━━ RECORDED INFORMATION ━━

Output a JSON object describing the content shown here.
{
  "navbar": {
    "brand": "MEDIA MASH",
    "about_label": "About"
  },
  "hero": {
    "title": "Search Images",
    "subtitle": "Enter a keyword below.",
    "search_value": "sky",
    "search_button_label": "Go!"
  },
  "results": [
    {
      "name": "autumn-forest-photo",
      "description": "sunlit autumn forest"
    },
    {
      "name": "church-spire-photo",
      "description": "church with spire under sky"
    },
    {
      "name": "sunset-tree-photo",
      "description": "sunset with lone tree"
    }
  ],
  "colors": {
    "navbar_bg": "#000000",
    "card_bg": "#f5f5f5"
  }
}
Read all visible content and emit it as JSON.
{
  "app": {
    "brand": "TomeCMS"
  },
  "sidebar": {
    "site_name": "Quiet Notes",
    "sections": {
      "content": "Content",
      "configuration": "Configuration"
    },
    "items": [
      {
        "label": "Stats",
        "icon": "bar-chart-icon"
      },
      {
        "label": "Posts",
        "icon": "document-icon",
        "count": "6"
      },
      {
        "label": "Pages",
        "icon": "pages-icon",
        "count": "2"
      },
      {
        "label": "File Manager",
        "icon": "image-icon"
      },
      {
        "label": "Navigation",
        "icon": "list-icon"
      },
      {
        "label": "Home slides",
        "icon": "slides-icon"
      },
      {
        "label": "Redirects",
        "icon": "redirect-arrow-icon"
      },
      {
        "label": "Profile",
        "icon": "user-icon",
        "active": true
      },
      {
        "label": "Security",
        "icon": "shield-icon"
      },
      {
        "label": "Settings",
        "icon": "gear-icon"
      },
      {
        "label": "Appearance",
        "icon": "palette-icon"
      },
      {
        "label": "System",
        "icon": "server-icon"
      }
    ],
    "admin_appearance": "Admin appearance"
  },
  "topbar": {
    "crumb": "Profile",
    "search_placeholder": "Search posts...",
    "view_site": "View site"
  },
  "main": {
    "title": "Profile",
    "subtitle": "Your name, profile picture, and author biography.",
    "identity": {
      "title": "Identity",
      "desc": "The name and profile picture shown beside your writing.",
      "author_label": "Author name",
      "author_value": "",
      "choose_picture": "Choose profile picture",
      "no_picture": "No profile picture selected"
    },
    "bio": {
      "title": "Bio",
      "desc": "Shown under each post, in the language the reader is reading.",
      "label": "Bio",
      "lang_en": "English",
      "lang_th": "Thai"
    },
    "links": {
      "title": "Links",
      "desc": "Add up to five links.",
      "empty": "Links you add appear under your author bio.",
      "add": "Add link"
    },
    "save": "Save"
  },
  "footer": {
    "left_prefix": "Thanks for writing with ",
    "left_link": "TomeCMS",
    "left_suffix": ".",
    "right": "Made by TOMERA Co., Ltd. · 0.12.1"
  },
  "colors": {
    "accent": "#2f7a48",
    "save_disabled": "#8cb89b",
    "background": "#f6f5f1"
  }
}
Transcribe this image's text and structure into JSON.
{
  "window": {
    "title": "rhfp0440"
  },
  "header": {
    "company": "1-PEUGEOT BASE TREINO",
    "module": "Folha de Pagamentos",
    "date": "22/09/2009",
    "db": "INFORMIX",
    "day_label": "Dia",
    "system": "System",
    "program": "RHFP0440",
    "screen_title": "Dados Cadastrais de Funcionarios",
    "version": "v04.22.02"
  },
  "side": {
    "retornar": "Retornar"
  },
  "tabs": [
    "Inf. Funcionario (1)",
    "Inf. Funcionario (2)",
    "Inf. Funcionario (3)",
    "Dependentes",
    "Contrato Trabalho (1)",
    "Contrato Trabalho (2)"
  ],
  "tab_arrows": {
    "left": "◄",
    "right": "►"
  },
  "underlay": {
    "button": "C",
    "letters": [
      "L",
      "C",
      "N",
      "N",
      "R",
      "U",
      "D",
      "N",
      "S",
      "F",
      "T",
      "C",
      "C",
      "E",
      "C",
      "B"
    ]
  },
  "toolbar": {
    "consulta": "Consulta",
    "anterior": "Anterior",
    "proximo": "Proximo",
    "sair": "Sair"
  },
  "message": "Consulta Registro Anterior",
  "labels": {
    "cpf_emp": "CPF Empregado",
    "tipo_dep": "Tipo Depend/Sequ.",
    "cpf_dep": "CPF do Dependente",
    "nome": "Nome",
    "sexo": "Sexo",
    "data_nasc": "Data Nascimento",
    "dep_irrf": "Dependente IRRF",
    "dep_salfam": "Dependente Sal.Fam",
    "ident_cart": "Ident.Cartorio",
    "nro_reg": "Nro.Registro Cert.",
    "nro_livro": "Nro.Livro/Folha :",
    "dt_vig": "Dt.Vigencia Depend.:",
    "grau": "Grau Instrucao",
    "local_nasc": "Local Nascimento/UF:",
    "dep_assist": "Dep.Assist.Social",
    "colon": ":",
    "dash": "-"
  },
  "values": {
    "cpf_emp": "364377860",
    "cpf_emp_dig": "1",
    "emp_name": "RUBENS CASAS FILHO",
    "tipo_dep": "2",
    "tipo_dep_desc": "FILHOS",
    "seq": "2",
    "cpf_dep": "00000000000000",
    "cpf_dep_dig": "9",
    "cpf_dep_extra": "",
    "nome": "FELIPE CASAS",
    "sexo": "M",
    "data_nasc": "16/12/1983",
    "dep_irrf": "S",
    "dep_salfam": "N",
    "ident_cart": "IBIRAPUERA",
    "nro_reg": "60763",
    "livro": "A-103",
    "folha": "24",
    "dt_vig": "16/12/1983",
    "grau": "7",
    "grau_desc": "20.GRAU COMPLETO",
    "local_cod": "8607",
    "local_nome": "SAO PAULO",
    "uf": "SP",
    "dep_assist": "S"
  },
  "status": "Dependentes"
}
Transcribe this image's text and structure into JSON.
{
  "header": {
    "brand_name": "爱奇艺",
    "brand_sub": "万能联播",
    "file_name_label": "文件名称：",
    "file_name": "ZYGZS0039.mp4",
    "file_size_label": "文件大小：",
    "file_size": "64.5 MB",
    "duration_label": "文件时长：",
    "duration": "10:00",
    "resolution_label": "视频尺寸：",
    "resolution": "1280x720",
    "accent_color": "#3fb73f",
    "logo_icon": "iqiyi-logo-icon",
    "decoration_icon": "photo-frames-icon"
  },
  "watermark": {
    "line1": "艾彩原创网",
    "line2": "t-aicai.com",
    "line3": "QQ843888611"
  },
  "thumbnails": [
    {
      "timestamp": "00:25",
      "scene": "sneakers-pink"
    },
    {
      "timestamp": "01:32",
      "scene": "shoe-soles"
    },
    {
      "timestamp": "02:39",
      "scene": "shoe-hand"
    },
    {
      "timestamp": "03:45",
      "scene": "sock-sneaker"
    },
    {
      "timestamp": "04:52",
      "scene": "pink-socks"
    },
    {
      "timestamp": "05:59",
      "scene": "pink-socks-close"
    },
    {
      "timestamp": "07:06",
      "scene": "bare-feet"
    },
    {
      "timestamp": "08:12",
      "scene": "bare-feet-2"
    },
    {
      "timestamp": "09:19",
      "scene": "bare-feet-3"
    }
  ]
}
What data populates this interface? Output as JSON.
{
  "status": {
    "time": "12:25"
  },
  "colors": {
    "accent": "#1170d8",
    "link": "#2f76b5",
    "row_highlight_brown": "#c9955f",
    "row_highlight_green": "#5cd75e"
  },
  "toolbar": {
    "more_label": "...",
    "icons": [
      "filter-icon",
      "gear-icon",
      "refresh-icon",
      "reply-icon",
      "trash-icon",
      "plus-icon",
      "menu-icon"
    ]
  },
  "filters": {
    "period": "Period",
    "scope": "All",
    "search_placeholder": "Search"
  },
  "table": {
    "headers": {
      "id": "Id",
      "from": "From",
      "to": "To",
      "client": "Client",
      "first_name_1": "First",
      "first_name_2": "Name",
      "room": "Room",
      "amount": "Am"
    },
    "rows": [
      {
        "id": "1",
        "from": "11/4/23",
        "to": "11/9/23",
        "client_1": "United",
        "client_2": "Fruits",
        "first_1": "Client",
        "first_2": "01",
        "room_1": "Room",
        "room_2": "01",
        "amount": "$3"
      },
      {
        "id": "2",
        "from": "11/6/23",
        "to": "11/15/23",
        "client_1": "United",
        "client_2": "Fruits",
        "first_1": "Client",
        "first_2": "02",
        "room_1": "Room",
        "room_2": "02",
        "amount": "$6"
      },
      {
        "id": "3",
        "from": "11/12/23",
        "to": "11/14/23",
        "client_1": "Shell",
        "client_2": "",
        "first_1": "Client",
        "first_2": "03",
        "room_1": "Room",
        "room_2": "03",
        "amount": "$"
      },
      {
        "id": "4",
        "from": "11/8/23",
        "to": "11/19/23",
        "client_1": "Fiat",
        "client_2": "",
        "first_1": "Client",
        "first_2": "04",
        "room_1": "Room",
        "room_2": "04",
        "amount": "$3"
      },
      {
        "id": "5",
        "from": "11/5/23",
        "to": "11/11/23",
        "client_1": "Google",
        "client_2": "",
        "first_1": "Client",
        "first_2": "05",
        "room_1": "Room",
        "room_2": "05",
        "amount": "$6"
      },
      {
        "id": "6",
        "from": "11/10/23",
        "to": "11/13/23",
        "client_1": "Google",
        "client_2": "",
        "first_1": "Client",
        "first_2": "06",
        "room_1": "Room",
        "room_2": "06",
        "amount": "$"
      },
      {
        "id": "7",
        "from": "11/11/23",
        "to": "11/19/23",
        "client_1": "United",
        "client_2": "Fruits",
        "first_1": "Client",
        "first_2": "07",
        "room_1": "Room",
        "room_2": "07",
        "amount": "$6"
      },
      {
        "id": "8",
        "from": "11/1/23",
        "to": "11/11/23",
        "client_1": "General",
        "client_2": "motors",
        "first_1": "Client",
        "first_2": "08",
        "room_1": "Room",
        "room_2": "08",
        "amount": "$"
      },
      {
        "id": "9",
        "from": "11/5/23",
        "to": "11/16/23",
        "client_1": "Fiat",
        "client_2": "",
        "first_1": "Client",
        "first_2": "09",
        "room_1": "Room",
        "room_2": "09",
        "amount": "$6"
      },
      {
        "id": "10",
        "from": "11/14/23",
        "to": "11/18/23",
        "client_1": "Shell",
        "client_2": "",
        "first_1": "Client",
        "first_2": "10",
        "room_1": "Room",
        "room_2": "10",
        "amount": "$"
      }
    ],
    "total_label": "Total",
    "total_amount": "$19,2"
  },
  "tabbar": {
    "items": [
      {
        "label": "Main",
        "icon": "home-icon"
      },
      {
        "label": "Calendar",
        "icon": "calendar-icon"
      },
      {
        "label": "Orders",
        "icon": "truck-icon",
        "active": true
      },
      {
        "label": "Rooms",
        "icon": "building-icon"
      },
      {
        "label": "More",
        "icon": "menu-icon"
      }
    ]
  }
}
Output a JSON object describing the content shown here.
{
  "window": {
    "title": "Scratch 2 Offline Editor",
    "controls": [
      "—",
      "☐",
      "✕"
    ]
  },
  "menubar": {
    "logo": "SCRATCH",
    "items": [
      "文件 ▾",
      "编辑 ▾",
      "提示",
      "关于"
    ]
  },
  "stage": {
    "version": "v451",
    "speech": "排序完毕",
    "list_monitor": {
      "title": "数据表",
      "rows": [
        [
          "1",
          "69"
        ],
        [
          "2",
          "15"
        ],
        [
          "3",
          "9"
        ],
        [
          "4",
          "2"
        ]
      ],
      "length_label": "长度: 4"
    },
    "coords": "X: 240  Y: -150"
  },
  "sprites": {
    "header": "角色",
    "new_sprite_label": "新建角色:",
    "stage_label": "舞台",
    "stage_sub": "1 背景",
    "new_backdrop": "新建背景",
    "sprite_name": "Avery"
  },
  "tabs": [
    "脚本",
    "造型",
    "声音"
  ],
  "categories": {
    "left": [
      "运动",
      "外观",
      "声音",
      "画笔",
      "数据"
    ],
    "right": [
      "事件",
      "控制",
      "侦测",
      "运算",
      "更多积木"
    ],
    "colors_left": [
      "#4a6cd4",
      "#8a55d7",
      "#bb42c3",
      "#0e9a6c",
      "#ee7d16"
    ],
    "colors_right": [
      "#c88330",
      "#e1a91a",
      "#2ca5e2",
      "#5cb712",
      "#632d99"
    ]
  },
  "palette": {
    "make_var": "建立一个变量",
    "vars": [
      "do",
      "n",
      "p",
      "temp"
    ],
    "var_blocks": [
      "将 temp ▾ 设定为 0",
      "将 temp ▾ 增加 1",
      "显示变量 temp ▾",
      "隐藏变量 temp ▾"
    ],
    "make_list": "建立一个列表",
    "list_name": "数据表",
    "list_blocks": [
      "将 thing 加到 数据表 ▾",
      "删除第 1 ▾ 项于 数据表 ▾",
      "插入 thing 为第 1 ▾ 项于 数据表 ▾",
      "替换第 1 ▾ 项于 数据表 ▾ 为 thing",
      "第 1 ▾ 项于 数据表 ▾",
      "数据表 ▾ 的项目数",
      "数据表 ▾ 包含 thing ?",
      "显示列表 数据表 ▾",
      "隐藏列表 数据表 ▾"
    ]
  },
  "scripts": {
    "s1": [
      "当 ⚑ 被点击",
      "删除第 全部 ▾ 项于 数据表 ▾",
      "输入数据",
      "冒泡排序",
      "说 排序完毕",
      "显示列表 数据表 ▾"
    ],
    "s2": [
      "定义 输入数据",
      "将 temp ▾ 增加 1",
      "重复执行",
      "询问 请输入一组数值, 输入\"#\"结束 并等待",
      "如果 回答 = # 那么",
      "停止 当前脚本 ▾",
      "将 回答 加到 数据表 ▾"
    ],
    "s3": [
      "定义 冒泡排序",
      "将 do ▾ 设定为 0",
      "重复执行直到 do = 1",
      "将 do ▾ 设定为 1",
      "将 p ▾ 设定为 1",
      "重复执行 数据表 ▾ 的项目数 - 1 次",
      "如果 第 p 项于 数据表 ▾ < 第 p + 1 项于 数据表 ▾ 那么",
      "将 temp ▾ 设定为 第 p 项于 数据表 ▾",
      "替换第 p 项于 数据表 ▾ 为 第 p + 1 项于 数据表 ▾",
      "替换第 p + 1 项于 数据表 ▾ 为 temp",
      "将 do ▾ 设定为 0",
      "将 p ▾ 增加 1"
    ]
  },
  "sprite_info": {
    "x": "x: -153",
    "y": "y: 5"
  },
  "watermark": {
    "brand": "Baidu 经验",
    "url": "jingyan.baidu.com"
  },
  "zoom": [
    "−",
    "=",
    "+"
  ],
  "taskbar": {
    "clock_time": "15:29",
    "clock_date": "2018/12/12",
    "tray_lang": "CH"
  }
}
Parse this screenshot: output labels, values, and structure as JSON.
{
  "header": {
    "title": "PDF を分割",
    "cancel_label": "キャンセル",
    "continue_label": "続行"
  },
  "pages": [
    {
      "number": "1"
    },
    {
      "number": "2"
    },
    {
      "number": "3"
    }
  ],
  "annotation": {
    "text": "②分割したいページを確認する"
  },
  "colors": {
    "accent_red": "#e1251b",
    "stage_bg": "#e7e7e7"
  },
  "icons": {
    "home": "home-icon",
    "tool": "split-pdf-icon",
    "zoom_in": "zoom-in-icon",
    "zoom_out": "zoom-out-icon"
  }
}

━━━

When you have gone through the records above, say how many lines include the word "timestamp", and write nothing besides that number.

9